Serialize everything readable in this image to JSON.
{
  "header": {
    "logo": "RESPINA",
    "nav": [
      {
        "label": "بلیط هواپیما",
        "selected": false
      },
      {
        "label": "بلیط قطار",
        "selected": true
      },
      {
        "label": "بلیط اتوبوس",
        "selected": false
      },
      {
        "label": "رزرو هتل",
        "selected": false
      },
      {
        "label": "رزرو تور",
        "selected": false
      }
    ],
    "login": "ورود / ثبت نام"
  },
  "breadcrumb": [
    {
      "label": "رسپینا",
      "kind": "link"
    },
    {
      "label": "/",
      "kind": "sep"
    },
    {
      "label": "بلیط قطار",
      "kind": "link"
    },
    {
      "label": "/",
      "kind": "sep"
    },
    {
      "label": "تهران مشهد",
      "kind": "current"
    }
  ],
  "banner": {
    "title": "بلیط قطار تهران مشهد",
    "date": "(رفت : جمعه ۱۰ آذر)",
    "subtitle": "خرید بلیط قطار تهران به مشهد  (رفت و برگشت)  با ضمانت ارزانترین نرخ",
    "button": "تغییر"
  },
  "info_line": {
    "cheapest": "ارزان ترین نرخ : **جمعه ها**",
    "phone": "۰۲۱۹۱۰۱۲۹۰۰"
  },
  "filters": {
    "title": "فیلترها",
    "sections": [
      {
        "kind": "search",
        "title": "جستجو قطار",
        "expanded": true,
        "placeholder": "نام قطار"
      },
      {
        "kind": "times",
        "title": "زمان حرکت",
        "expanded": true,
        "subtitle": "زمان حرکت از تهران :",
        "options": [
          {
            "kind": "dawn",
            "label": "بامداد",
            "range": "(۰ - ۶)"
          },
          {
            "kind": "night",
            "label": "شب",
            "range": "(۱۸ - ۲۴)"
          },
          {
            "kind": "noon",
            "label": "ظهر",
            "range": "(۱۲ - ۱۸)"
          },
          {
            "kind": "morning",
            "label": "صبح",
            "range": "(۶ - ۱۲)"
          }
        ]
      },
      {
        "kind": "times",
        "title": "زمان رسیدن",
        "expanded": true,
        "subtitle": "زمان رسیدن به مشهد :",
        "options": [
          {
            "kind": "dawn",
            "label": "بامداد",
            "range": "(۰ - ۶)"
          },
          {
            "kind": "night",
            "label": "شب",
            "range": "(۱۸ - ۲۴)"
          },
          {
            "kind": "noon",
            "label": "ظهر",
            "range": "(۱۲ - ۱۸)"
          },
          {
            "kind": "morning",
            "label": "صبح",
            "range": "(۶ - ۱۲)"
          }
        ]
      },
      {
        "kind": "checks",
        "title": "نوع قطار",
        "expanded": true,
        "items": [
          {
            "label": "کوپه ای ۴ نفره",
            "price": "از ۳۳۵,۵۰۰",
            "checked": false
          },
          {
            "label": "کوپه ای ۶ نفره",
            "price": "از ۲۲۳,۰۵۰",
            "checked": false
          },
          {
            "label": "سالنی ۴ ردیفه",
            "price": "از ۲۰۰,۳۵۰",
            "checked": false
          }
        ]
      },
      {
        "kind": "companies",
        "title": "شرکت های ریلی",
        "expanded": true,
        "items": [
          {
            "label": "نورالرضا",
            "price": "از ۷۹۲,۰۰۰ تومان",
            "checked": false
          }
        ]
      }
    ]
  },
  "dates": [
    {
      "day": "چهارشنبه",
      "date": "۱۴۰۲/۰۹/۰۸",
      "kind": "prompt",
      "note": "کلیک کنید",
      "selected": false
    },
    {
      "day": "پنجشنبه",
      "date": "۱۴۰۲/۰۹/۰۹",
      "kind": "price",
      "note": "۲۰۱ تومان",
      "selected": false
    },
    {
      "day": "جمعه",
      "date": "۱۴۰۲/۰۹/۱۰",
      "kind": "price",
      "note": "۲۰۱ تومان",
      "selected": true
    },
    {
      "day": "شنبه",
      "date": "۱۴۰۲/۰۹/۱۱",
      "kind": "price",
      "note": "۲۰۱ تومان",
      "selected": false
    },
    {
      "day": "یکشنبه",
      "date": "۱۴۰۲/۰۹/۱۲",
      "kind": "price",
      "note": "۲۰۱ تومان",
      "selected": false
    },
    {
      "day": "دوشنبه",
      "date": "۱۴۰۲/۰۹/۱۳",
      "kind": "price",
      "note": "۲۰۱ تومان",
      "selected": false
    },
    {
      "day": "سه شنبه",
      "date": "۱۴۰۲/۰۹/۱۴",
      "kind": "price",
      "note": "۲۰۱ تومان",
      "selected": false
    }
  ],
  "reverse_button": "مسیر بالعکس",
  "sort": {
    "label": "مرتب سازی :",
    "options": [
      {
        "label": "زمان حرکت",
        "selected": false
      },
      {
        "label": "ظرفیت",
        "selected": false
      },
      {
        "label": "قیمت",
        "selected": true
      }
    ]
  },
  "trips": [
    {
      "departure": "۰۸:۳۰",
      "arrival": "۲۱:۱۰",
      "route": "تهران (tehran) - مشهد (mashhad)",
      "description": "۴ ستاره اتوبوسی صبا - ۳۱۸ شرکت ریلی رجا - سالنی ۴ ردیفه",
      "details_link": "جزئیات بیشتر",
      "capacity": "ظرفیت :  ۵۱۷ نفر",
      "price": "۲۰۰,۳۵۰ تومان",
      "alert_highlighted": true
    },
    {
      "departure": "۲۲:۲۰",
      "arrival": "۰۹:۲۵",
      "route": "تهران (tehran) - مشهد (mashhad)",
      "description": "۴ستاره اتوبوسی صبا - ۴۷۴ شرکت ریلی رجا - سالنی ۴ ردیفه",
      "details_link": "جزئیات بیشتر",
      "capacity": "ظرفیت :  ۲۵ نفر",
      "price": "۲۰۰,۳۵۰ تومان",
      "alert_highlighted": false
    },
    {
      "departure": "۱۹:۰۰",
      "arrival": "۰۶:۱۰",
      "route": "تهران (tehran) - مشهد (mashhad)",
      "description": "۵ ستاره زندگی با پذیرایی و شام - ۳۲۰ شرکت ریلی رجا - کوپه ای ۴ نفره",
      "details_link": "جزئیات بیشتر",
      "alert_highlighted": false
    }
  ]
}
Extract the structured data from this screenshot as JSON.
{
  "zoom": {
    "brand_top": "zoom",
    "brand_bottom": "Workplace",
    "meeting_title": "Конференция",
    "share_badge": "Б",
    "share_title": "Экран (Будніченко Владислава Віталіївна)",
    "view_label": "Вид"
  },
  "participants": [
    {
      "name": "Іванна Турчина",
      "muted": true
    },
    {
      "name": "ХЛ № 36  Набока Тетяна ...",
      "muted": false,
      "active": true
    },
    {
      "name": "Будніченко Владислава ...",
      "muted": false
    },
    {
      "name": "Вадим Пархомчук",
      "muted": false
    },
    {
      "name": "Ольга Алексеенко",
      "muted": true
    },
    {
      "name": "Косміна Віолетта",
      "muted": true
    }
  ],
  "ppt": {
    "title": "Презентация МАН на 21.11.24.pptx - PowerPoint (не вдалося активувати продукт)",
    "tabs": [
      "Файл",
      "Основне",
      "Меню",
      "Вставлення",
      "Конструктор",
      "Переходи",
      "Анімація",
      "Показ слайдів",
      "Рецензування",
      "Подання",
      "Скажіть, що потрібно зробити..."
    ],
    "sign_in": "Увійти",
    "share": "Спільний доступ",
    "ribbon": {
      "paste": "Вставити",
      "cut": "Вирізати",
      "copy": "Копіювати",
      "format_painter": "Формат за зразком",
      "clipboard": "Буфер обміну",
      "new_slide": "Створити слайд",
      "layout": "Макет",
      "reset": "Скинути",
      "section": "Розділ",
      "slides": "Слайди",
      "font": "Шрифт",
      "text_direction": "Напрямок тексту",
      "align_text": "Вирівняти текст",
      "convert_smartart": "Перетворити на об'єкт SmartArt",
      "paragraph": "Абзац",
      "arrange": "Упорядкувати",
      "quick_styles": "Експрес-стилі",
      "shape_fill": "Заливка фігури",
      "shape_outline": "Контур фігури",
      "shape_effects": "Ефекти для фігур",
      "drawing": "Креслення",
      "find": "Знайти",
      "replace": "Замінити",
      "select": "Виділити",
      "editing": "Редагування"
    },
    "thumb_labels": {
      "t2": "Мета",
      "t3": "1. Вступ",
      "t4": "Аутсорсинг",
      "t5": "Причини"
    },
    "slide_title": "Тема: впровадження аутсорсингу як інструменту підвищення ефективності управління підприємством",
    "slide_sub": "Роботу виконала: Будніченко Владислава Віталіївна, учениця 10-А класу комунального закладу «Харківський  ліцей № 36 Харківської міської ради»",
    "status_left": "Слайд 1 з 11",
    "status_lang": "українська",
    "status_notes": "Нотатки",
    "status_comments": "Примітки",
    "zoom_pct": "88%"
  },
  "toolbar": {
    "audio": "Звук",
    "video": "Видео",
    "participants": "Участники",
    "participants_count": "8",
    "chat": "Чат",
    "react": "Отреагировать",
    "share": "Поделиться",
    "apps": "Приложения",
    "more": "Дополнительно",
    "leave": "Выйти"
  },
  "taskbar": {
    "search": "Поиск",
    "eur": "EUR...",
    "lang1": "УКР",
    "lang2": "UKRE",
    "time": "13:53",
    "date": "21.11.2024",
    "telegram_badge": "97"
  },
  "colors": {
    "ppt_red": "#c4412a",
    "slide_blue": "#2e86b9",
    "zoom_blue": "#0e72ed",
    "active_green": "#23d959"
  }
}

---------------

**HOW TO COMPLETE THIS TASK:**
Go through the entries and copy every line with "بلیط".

**WRITTEN SOLUTION:**
        "label": "بلیط هواپیما",
        "label": "بلیط قطار",
        "label": "بلیط اتوبوس",
      "label": "بلیط قطار",
    "title": "بلیط قطار تهران مشهد",
    "subtitle": "خرید بلیط قطار تهران به مشهد  (رفت و برگشت)  با ضمانت ارزانترین نرخ",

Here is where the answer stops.